Yale postdoctoral researcher Hyo Jung Kang has discovered the bio-chemical switch that, in depressed people, turns off at least five genes involved in creating brain synapses. Her discovery will advance efforts to find effective treatments for depression.
Kang’s team analyzed tissue of depressed and non-depressed patients donated from a brain bank for differences in patterns of gene activation. The brains of patients who had been depressed showed lower levels of expression in genes required for the function and structure of brain synapses.
In an effort to seek out the mechanism that switched off the expression of the affected genes, Kang’s team injected the brains of test rodents with transcription factor GATA-1. The rodents came to show symptoms like those shown by depressed individuals, suggesting that GATA-1 can cause both loss of connections between neurons and the symptoms of depression.
This study helps explain why depression and chronic stress has been shown to cause the loss of brain volume in the prefrontal cortex which in turn contributes to both emotional and cognitive impairment. Expression of a single gene dramatically decreases synaptic connections between brain cells.

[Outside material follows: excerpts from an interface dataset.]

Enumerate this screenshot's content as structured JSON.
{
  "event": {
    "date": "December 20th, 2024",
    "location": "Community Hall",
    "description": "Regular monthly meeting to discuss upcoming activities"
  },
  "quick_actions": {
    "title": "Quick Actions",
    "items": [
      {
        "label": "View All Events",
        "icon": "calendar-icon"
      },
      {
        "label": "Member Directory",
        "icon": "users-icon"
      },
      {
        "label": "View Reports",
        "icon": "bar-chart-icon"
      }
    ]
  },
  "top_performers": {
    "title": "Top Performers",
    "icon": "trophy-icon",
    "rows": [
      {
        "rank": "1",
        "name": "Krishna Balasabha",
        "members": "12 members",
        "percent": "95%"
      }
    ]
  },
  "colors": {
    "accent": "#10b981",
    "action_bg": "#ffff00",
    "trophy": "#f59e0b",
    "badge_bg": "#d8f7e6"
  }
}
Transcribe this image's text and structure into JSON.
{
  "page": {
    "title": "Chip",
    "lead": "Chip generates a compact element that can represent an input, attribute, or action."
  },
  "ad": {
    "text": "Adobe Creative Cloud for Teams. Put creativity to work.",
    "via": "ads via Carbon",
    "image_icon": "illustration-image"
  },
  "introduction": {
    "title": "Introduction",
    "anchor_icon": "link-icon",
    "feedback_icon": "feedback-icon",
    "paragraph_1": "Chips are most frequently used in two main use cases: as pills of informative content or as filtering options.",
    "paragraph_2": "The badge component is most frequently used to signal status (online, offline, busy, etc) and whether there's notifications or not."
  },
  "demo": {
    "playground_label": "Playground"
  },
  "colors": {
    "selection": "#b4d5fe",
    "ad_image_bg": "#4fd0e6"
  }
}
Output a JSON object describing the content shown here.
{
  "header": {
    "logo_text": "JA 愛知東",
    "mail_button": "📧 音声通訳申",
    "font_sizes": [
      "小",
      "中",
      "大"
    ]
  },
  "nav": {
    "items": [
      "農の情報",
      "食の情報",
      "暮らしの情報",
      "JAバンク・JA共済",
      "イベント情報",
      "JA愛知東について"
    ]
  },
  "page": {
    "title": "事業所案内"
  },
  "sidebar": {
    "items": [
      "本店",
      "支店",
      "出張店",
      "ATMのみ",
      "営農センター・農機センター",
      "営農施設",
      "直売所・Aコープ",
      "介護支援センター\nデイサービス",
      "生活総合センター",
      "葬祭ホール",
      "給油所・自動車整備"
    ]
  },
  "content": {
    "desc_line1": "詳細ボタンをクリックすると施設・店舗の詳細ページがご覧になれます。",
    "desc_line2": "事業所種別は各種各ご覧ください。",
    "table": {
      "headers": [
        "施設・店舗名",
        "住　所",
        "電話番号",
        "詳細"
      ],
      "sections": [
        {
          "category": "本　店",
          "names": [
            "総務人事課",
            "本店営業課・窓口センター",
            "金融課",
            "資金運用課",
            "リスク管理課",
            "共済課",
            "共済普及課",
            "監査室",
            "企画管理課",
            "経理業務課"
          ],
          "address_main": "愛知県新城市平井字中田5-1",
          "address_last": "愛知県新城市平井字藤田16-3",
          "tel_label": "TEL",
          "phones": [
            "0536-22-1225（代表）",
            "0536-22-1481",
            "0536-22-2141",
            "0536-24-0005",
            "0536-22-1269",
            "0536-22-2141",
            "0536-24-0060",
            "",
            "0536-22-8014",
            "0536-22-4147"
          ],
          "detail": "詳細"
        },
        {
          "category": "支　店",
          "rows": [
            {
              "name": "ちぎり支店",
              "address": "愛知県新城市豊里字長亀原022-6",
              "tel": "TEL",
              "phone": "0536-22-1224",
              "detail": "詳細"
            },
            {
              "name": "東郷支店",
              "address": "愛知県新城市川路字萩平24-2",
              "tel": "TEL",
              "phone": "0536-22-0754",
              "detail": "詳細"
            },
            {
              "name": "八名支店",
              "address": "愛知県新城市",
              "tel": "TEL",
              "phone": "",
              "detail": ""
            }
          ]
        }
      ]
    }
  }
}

“We wanted to test the idea that stress causes a loss of brain synapses in humans,” said senior author Ronald Duman, the Elizabeth Mears and House Jameson Professor of Psychiatry and professor of neurobiology and of pharmacology. “We show that circuits normally involved in emotion, as well as cognition, are disrupted when this single transcription factor is activated.”
Genetic variations in GATA-1 may be used to identify people at high risk for major depression or sensitivity to stress. More importantly, the study may lead to the discovery of therapies that can help depressed patients by enhancing synaptic connections.
The study was reported in the August 12 issue of the jurnal Nature Medicine. It was funded by the National Institutes of Health and the Connecticut Department of Mental Health and Addiction Services. The study’s other authors are Bhavya Voleti, Pawel Licznerski, Ashley Lepack, and Mounira Banasr.
Hyo Jung Kang received her BS in biological sciences and masters in neuroscience, respectively, in 1995 and 1997 from Ewha Woman’s University in Seoul. She received a PhD in neuropharmacology from the Ajou University School of Medicine in Suwon, Korea in 2003. Her dissertation subject was an investigation of the neuronal death mechanism.
She joined Yale University School of Medicine’s Department of Psychiatry in 2004 where she conducted gene profiling studies in postmortem brains of patients with major depressive disorders. In 2009 she was promoted to associate research scientist at Yale Med School’s department of neurobiology.